Nephrology providers may not always have time outside of addressing kidney health or the obesity management specific training that allows them to help their patients with weight loss or weight loss resistance. Collaborating with other providers as well as making small, simple changes can make a difference to patients. 

According to a paper by Fruh et al in the Journal for Nurse Practitioners,2 nephrology providers can help their patients with obesity by:

  • Identifying and correcting their own weight bias.
  • Humanizing patients with obesity by not labeling them by their disease in conversation and charting and scholarly writing. (Consider the difference of referring to a patient as cancerous vs a patient with cancer.)
  • Implementing appropriate weighing procedures. Consider if weight actually needs to be a part of the patient’s check in, weigh patients in a private location, and document weight without commentary.
  • Ensuring a supportive environment, such as large chairs without arm rests and appropriately sized medical equipment.
  • Emphasizing success with behavior changes rather than numbers on a scale.
  • Exploring all causes of a patient’s problems, not just their weight.
  • Asking questions about a patient’s health history outside of kidney specifics. This can help narrow down the type of support they need, the best type of provider referral, or additional testing needed.
  • Referring to dietitians and other health providers that can help them correct issues contributing to weight loss resistance.

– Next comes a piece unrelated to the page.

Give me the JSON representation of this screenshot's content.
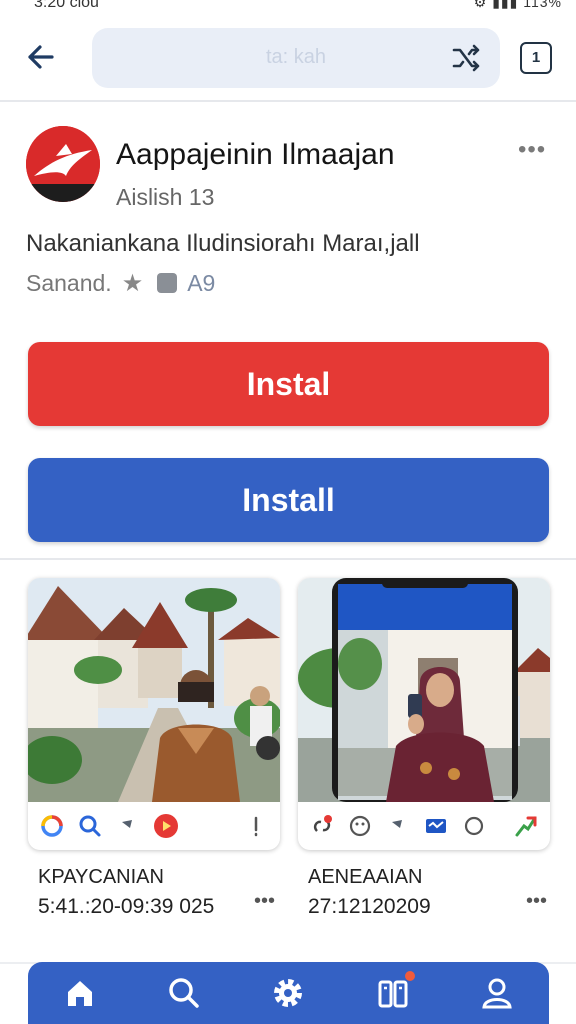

Health and disease occur across the weight spectrum. When providers recognize this and provide a collaborative root cause approach to managing obesity, they empower patients to make positive changes that benefit all aspects of their health.


  1. Conley MM, McFarlane CM, Johnson DW, Kelly JT, Campbell KL, MacLaughlin HL. Interventions for weight loss in people with chronic kidney disease who are overweight or obeseCochrane Database Syst Rev. 2021;3(3):CD013119. Published 2021 Mar 30. doi:10.1002/14651858.CD013119.pub2
  2. Fruh SM, Nadglowski J, Hall HR, Davis SL, Crook ED, Zlomke K. Obesity stigma and biasJ Nurse Pract. 2016;12(7):425-432. doi:10.1016/j.nurpra.2016.05.013
  3. Rubino F et al. Joint international consensus statement for ending stigma of obesity. Nat Med. 2020;26:485-497. doi.org/10.1038/s41591-020-0803-x
  4. Ko GJ, Obi Y, Tortorici AR, Kalantar-Zadeh K. Dietary protein intake and chronic kidney diseaseCurr Opin Clin Nutr Metab Care. 2017;20(1):77-85. doi:10.1097/MCO.0000000000000342
  5. Weight science: Evaluating the evidence for a paradigm shift.  Nutr J. 2011;10:9. doi.org/10.1186/1475-2891-10-9